If you have children, as we do, then you’ll probably hear that a lot. Our daughter, aged five, suspiciously eyes up her little brother’s ice cream just to make sure they’re equal. If he has even a teaspoon more, she’s sure to let me know how unfair it is.
Sometimes her bowl is clearly more full than his. Does she tell me it’s unfair then? Of course not. To an ice cream loving five-year-old, fairness is all about what she can get.
As adults, it’s easy for us to laugh at our kids’ moral failings. After all, we’re so much better than that, right? It’s not like we constantly obsess about things being fair. Especially not in our relationships, right? Especially not in our marriages?
Actually, I think we do. We are all like that kid checking out the ice cream bowls. Making sure that we’re not pulling more weight than the other. Making sure that we both put our fair share in and get a fair share out.
We’re not entirely to blame. Our culture constantly tells us, ‘you’re worth it’, ‘it’s all about you’, ‘you deserve it’. So we carry all this into marriage, expecting the best possible deal from our new husband or wife.
Fairness or kindness?
Recently my wife Sarah and I went to two weddings. On both occasions the bride and groom held hands, looked deeply into each others’ eyes and declared, “All that I am I give to you. All that I have I share with you.” There was no “if you’ll do this…”, no caveat, no conditions. Only two people committing to give and to share, each to the other.
How quickly do we move from giving and sharing to trading? From offering kindness to expecting repayment?
We want so badly to be sure there’s something in it for us.
The problem with concentrating on fairness is that it cheapens every act of service. Your loving actions – taking out the bins, an encouraging word, even sex – become transactions. Like business contracts, you put in your part in full expectation of a return on your investment.
In a relationship obsessed with fairness, the things we do are done solely in the anticipation of what we’ll get in return. I can think of instances that I’ve done chores around the house so that I could use it as a bargaining chip later on.
But in a relationship based instead on kindness, we do what we can to be kind to the other, and trust that they’ll do the same in return.

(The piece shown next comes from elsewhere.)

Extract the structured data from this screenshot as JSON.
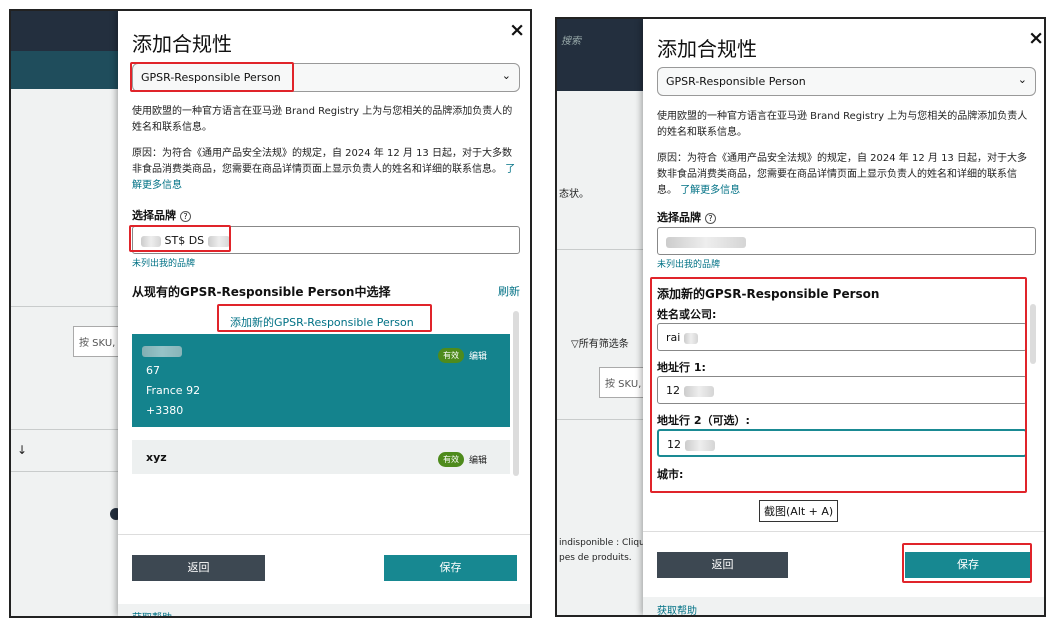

Which would you prefer?
Fairness asks what will I get? But kindness asks what can I give?
In one of the marriage services we also heard a reading from the Bible, popular in a lot of weddings, from the book of 1 Corinthians. In it are the words, ‘love keeps no record of wrongs.’
But in marriage we often do. We keep a mental tally of how many times we’ve done the dishes this week, or the last time our spouse changed the bedding, or how many nappies you’ve each changed today. The only possible results of these scorecards are disappointment, bitterness and anger. Keeping score is not the route to a happy and fulfilling marriage.
Love keeps no record of chores.
So, marriage isn’t fair. It never will be, and it isn’t supposed to be. Which is a relief.
What marriage ought to be is kind.
Obviously this kind of relationship is hard to achieve. We all screw up, and we’re all selfish sometimes. It also requires both parties to sign up to kindness rather than fairness. A marriage of mutual kindness requires a mutual commitment. But isn’t that what was made, those months or years ago, at that altar or in that register office?
So, what would it look like if this week I didn’t try to keep score of who had done what? What would happen if I started offering kindness just because, with no expectation of anything in return? What if this week I surprise Sarah with kind actions – not because she has ‘earned’ them, but because I love her and I signed up to give her all I am?
I can’t say. But I want to give it my best shot.
Maybe you’d like to try too?